Hi Greek girl, I forgot you live in Ireland. I have been asking some other family besides my mother. My mother remembers eating something called Shuroup de Passas on Fridays. Shuroup de Passas was a boiled raisin syrup served as a thick drink in a glass. My cousin Louise suggested that perhaps your Grandma, Nona was creative with the leftover syrup and nuts from making baklava. I will keep asking for you. Linda
greekgirl from queens says
Hi Linda – Shuroup de Passas sounds pretty close, at least from your mom’s description (bless her for remembering and sharing that), but the name itself doesn’t ring a bell. I think Janet hit the nail on the head when she came up with ‘kolva.’ That immediately resonated with me. I knew that it sounded similar to either halvah or baklava (the ‘k’ sound and the ‘vah’ suffix, but just couldn’t put the two together…until ‘kolva’ stepped onto the scene.
My nunna did make baklava, but not very otten, so I don’t have strong memories of it or how it tasted. I think I’d like to try my hand at making that, as well. I’ll say it again – your blog and now Janet’s blog have both definitely inspired and motivated me to reconnect with my heritage, on many levels, and I thank you so much for this.
When I was a kid, I remember wanting to learn how to speak Russian (my dad’s side of the family – from outside of Kiev) and Greek. I remember taking those big Berlitz language books out of our local library and pouring over them for hours, trying to impress both my grandmothers. They did teach me a few words, a few phrases, but sadly and much to my regret, I didn’t keep up with it, and, as kids often do, I just went on to other things that interested me.

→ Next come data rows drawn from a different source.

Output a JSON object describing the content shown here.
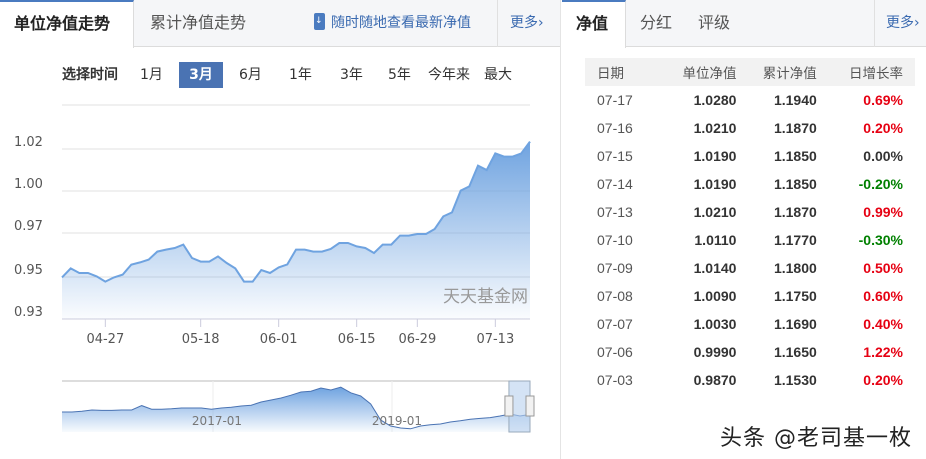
{
  "left": {
    "tabs": [
      {
        "label": "单位净值走势",
        "active": true
      },
      {
        "label": "累计净值走势",
        "active": false
      }
    ],
    "promo": "随时随地查看最新净值",
    "more": "更多›",
    "range": {
      "label": "选择时间",
      "options": [
        "1月",
        "3月",
        "6月",
        "1年",
        "3年",
        "5年",
        "今年来",
        "最大"
      ],
      "selected": "3月"
    },
    "watermark": "天天基金网"
  },
  "chart_data": {
    "type": "area",
    "title": "单位净值走势",
    "xlabel": "",
    "ylabel": "",
    "ylim": [
      0.925,
      1.032
    ],
    "yticks": [
      {
        "value": 0.925,
        "label": "0.93"
      },
      {
        "value": 0.946,
        "label": "0.95"
      },
      {
        "value": 0.968,
        "label": "0.97"
      },
      {
        "value": 0.989,
        "label": "1.00"
      },
      {
        "value": 1.01,
        "label": "1.02"
      }
    ],
    "xticks": [
      {
        "index": 5,
        "label": "04-27"
      },
      {
        "index": 16,
        "label": "05-18"
      },
      {
        "index": 25,
        "label": "06-01"
      },
      {
        "index": 34,
        "label": "06-15"
      },
      {
        "index": 41,
        "label": "06-29"
      },
      {
        "index": 50,
        "label": "07-13"
      }
    ],
    "values": [
      0.9458,
      0.9503,
      0.948,
      0.948,
      0.9463,
      0.9437,
      0.9458,
      0.9472,
      0.9522,
      0.9533,
      0.9547,
      0.9587,
      0.9597,
      0.9605,
      0.9622,
      0.9555,
      0.9537,
      0.9537,
      0.9563,
      0.953,
      0.9503,
      0.9437,
      0.9437,
      0.9495,
      0.948,
      0.9508,
      0.9523,
      0.9597,
      0.9597,
      0.9587,
      0.9587,
      0.96,
      0.963,
      0.963,
      0.9613,
      0.9605,
      0.958,
      0.9622,
      0.9622,
      0.9667,
      0.9667,
      0.9675,
      0.9675,
      0.97,
      0.9763,
      0.9783,
      0.9892,
      0.9913,
      1.0017,
      0.9995,
      1.0078,
      1.0062,
      1.0062,
      1.0078,
      1.0137
    ],
    "navigator": {
      "labels": [
        "2017-01",
        "2019-01"
      ],
      "values": [
        0.2,
        0.2,
        0.22,
        0.25,
        0.24,
        0.24,
        0.25,
        0.25,
        0.36,
        0.27,
        0.27,
        0.28,
        0.3,
        0.3,
        0.3,
        0.27,
        0.3,
        0.32,
        0.35,
        0.37,
        0.45,
        0.5,
        0.55,
        0.62,
        0.7,
        0.72,
        0.8,
        0.75,
        0.82,
        0.68,
        0.6,
        0.4,
        0.0,
        -0.15,
        -0.2,
        -0.22,
        -0.15,
        -0.12,
        -0.1,
        -0.05,
        -0.02,
        0.02,
        0.04,
        0.06,
        0.1,
        0.15,
        0.1,
        0.14
      ],
      "selection": [
        0.955,
        1.0
      ]
    }
  },
  "right": {
    "tabs": [
      {
        "label": "净值",
        "active": true
      },
      {
        "label": "分红",
        "active": false
      },
      {
        "label": "评级",
        "active": false
      }
    ],
    "more": "更多›",
    "columns": [
      "日期",
      "单位净值",
      "累计净值",
      "日增长率"
    ],
    "rows": [
      {
        "date": "07-17",
        "nav": "1.0280",
        "acc": "1.1940",
        "chg": "0.69%",
        "dir": "up"
      },
      {
        "date": "07-16",
        "nav": "1.0210",
        "acc": "1.1870",
        "chg": "0.20%",
        "dir": "up"
      },
      {
        "date": "07-15",
        "nav": "1.0190",
        "acc": "1.1850",
        "chg": "0.00%",
        "dir": "flat"
      },
      {
        "date": "07-14",
        "nav": "1.0190",
        "acc": "1.1850",
        "chg": "-0.20%",
        "dir": "down"
      },
      {
        "date": "07-13",
        "nav": "1.0210",
        "acc": "1.1870",
        "chg": "0.99%",
        "dir": "up"
      },
      {
        "date": "07-10",
        "nav": "1.0110",
        "acc": "1.1770",
        "chg": "-0.30%",
        "dir": "down"
      },
      {
        "date": "07-09",
        "nav": "1.0140",
        "acc": "1.1800",
        "chg": "0.50%",
        "dir": "up"
      },
      {
        "date": "07-08",
        "nav": "1.0090",
        "acc": "1.1750",
        "chg": "0.60%",
        "dir": "up"
      },
      {
        "date": "07-07",
        "nav": "1.0030",
        "acc": "1.1690",
        "chg": "0.40%",
        "dir": "up"
      },
      {
        "date": "07-06",
        "nav": "0.9990",
        "acc": "1.1650",
        "chg": "1.22%",
        "dir": "up"
      },
      {
        "date": "07-03",
        "nav": "0.9870",
        "acc": "1.1530",
        "chg": "0.20%",
        "dir": "up"
      }
    ]
  },
  "colors": {
    "up": "#e60012",
    "down": "#008000",
    "flat": "#333333",
    "accent": "#4a73b3",
    "line": "#6fa3e0"
  },
  "overlay_watermark": "头条 @老司基一枚"
}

What I’d really like to do now is teach myself Greek again, and then one day visit Iannina.